Monday, July 18, 2011

Where does the Earth's heat come from?

Our planet's interior is still pretty much a mystery to scientists and all models of the inner Earth depend on indirect evidence. The widely accepted theory about the continuous flow of Earth's heat is linked with the radioactive decay of uranium, thorium, and potassium in Earth's crust and mantle.

The amount of this heat is enormous. The recent geological study that used temperature measurements from more than 20,000 boreholes around the world has found out that around 44 terawatts (44 trillion watts) of heat continually flows from Earth's interior into space.

The scientists believe that a radioactive decay supplies only around half of Earth's heat. Among other heat sources are primordial heat left over from the planet's formation and compression due to gravity.

The Japanese scientists have discovered that uranium 238 decay accounts for about eight terawatts of the Earth's heat, thorium 232 accounts for eight, and potassium 40 another four.

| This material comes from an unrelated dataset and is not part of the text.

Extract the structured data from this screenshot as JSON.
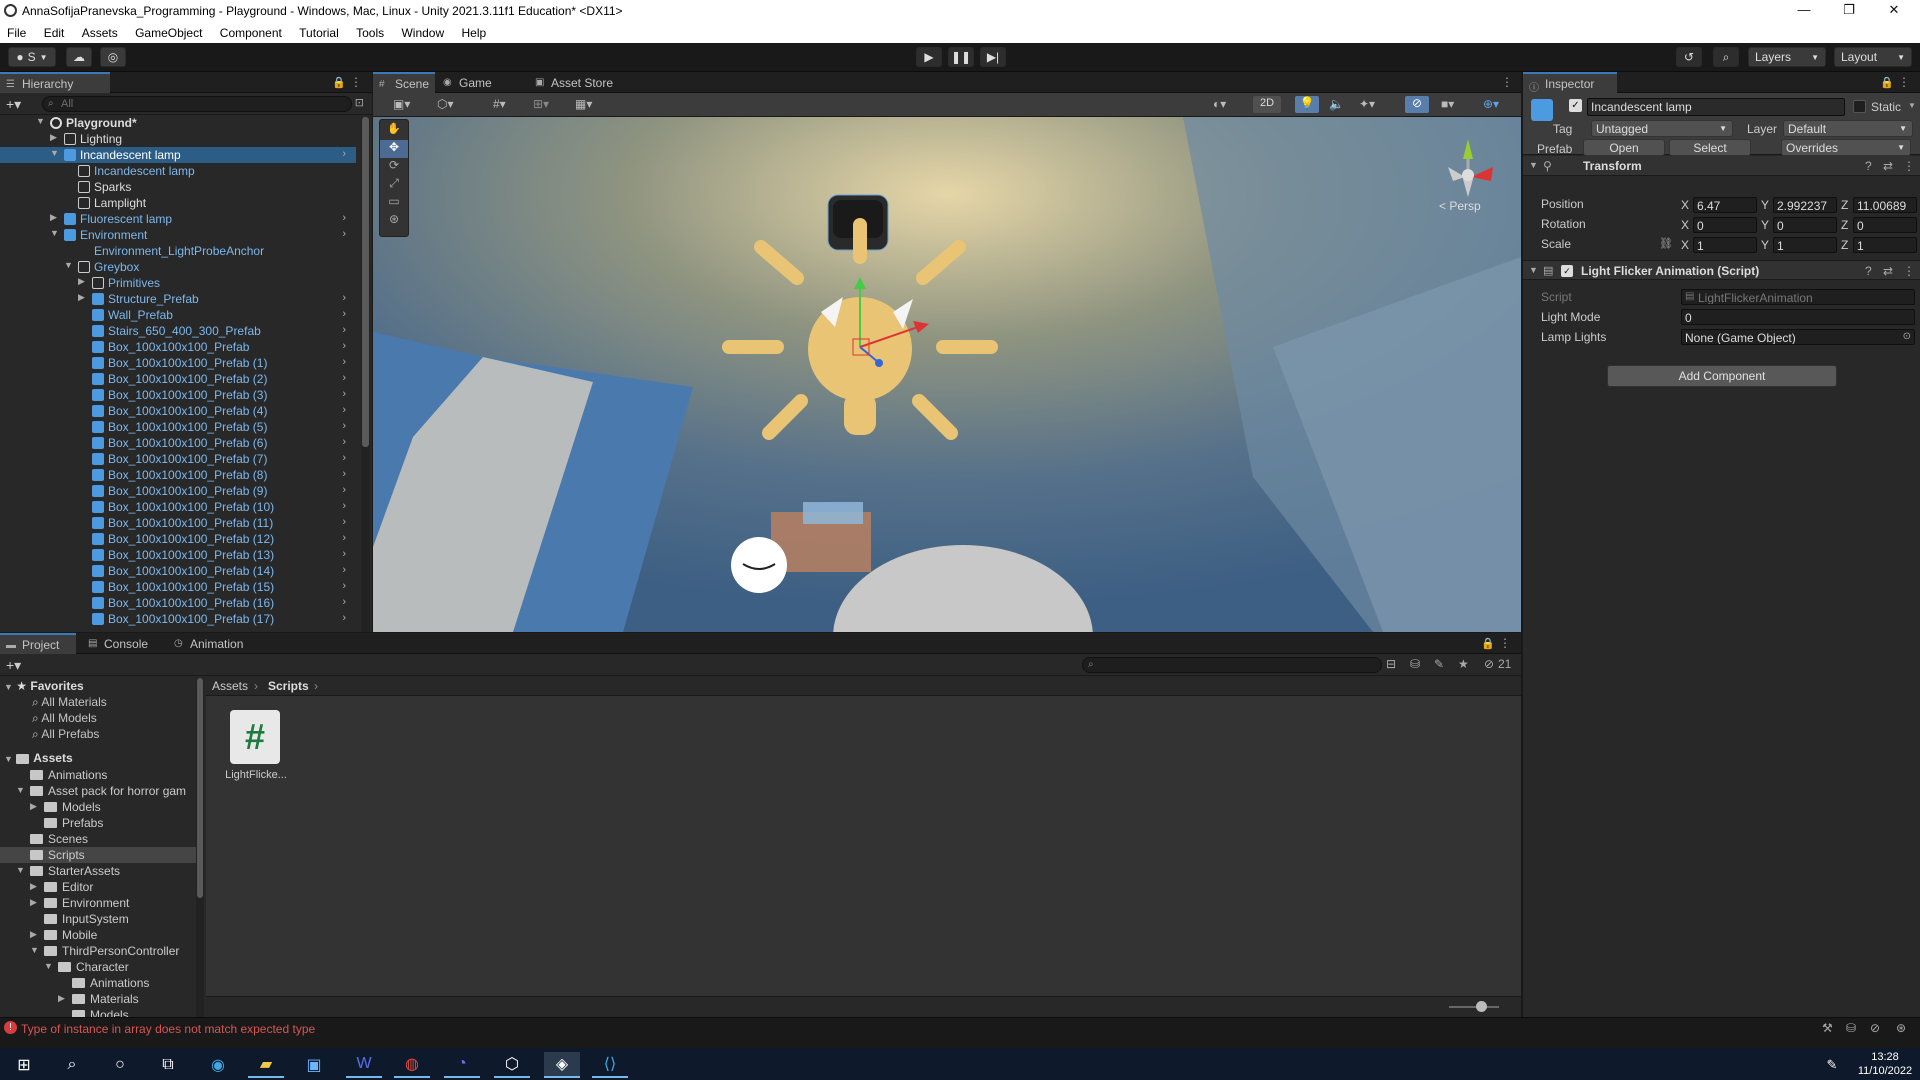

Earth has enough heat to create magnetic field and ensure constant movement of plate tectonics. This is so far the only certainty about Earth's heat.